===== Entries shown =====

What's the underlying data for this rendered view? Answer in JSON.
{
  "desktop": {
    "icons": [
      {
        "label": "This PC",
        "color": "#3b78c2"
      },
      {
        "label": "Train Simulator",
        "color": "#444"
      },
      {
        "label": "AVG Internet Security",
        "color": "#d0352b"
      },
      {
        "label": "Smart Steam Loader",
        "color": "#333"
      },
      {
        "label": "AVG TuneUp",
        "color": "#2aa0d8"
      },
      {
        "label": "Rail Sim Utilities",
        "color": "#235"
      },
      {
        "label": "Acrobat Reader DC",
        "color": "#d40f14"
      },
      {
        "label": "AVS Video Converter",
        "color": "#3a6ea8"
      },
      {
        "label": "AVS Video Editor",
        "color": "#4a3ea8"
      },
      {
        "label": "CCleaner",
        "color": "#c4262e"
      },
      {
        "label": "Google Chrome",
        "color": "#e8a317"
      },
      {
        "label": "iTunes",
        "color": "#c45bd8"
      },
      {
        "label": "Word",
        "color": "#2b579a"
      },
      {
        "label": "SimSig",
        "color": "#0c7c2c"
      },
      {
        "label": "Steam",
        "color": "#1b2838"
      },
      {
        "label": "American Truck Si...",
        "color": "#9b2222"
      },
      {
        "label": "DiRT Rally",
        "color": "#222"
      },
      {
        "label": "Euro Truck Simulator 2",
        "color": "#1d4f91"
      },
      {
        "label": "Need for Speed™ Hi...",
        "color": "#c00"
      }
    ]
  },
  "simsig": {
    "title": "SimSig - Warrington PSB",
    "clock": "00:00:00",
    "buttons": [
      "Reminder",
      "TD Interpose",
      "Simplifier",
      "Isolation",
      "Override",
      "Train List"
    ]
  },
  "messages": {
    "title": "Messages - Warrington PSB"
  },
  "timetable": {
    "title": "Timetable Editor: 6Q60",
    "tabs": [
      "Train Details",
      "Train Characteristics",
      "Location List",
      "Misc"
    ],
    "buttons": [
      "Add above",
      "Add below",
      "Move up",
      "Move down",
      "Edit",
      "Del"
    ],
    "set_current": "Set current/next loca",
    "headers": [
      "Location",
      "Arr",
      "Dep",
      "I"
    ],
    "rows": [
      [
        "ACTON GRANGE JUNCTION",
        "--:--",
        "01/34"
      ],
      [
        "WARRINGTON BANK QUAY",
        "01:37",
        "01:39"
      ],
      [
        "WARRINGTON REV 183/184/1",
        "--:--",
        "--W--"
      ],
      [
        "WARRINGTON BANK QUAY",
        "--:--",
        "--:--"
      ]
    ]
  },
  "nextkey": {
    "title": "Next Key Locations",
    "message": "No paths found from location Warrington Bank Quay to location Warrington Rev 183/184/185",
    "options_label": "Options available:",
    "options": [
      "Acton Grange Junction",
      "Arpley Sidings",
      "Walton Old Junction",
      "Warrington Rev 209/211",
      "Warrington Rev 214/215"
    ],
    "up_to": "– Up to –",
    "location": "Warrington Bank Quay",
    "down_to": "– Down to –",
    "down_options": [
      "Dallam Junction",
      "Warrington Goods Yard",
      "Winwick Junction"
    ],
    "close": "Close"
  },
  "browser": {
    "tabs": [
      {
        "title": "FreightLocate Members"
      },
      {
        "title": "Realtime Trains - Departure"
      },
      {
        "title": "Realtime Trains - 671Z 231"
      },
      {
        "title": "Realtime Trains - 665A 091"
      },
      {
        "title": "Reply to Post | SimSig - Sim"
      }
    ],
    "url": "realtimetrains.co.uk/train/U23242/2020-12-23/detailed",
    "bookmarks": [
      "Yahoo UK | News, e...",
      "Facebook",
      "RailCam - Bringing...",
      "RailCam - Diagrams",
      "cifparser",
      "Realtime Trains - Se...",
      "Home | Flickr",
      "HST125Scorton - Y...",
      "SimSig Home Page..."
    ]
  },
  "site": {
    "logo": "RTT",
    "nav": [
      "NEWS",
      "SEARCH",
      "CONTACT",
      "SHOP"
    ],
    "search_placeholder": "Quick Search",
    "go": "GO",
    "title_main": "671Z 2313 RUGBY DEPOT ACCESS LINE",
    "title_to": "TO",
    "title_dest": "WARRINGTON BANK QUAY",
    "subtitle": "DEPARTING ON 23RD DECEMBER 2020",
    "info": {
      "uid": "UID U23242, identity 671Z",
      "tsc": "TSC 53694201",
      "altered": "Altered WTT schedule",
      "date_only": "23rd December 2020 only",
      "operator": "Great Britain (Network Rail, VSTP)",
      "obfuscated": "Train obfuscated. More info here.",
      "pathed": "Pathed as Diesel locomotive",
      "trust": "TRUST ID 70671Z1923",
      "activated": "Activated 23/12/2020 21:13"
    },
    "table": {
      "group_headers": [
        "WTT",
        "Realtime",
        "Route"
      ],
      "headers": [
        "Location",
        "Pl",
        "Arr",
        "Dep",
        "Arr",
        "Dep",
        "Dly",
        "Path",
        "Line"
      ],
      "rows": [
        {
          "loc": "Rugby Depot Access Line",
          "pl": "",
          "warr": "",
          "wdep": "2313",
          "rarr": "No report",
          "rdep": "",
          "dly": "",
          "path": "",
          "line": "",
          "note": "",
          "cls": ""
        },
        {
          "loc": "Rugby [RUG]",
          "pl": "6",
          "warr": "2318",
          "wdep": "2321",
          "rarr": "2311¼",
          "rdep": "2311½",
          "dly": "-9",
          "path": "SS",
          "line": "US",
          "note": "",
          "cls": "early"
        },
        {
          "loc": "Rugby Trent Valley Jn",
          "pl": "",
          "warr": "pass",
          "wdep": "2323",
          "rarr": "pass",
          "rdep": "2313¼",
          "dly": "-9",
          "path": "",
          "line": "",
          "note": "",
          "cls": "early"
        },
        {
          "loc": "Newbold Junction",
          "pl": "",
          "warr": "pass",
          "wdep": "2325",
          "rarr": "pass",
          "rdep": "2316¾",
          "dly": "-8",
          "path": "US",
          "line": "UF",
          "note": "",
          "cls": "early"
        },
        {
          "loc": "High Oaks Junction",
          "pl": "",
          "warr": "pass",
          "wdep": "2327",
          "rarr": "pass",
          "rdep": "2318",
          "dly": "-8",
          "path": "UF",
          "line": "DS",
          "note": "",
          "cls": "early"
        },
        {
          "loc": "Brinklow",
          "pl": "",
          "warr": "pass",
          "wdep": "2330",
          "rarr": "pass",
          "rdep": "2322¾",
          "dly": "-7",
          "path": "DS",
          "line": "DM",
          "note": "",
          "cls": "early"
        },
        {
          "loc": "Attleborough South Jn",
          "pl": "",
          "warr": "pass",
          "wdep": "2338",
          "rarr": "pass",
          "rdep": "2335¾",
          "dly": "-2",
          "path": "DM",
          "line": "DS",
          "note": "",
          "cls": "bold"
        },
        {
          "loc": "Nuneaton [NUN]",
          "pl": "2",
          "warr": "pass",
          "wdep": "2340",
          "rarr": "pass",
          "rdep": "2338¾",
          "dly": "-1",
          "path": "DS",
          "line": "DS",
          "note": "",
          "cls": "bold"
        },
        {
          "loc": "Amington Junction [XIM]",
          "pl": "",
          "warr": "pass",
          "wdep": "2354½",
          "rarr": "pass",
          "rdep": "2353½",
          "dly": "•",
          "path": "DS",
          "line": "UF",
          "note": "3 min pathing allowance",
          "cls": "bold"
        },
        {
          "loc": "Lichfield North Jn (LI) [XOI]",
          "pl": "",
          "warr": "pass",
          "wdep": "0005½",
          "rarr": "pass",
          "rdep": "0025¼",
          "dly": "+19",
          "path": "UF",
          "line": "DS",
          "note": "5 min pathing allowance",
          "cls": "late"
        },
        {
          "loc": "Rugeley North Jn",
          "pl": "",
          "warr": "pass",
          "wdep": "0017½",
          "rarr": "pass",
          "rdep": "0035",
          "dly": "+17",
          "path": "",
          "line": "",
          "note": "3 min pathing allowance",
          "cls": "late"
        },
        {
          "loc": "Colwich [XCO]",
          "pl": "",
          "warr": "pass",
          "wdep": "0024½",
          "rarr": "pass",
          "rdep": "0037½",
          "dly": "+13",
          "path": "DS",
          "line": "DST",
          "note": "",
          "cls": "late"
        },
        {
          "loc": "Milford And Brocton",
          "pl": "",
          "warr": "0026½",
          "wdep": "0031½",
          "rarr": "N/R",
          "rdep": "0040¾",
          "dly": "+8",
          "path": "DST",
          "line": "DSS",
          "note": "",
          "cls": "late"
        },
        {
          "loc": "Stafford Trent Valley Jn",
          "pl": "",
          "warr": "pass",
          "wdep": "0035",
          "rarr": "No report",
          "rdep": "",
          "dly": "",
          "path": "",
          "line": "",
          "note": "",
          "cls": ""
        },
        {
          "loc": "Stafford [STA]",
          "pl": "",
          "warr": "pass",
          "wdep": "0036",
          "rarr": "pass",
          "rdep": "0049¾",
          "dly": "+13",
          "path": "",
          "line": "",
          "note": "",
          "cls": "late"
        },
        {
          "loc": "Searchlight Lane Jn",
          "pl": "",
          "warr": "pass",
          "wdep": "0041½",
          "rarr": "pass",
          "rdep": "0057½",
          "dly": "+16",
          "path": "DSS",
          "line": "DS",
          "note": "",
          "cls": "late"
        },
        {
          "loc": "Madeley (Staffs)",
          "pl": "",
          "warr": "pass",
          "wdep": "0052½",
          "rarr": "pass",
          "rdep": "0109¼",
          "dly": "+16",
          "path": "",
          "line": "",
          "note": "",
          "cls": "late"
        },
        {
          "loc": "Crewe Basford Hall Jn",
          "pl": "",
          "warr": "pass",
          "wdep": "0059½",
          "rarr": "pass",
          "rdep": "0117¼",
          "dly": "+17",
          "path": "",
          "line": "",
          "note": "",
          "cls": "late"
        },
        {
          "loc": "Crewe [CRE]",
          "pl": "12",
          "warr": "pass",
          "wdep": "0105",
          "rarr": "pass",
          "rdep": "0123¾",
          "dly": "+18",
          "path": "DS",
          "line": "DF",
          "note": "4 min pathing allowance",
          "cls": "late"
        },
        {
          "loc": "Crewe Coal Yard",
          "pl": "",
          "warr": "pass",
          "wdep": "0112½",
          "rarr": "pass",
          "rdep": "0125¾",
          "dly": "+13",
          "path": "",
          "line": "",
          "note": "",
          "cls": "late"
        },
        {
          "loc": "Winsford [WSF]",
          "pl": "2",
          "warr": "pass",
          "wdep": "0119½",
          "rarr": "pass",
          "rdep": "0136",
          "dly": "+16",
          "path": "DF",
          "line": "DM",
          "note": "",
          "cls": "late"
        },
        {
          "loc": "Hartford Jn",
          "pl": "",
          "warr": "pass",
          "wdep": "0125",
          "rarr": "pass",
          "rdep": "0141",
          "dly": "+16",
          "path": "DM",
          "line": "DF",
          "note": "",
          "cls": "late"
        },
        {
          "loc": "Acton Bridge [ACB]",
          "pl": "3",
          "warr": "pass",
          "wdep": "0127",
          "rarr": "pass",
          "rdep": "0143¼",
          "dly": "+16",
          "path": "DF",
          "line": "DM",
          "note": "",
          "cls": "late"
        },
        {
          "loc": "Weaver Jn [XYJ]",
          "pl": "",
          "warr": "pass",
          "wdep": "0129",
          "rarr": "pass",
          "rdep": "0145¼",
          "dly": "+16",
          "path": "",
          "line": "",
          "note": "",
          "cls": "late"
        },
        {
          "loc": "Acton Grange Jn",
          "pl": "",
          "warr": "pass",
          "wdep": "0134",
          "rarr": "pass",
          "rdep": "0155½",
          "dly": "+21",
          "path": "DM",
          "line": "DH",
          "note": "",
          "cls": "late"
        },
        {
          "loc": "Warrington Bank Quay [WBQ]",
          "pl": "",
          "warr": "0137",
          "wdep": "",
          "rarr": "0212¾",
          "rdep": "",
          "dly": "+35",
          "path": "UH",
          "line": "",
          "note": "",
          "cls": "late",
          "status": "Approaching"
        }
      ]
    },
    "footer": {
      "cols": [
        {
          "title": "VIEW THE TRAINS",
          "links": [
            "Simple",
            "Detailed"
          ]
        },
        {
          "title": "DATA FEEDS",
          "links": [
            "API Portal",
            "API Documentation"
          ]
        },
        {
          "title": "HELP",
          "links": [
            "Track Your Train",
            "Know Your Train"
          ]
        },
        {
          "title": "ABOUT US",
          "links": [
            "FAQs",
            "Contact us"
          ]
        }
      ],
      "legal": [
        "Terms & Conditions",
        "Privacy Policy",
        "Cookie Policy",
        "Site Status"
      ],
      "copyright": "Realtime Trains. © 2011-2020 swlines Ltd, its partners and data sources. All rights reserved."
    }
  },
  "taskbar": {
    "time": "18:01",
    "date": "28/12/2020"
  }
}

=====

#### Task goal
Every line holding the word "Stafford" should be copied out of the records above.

#### Written solution
          "loc": "Stafford Trent Valley Jn",
          "loc": "Stafford [STA]",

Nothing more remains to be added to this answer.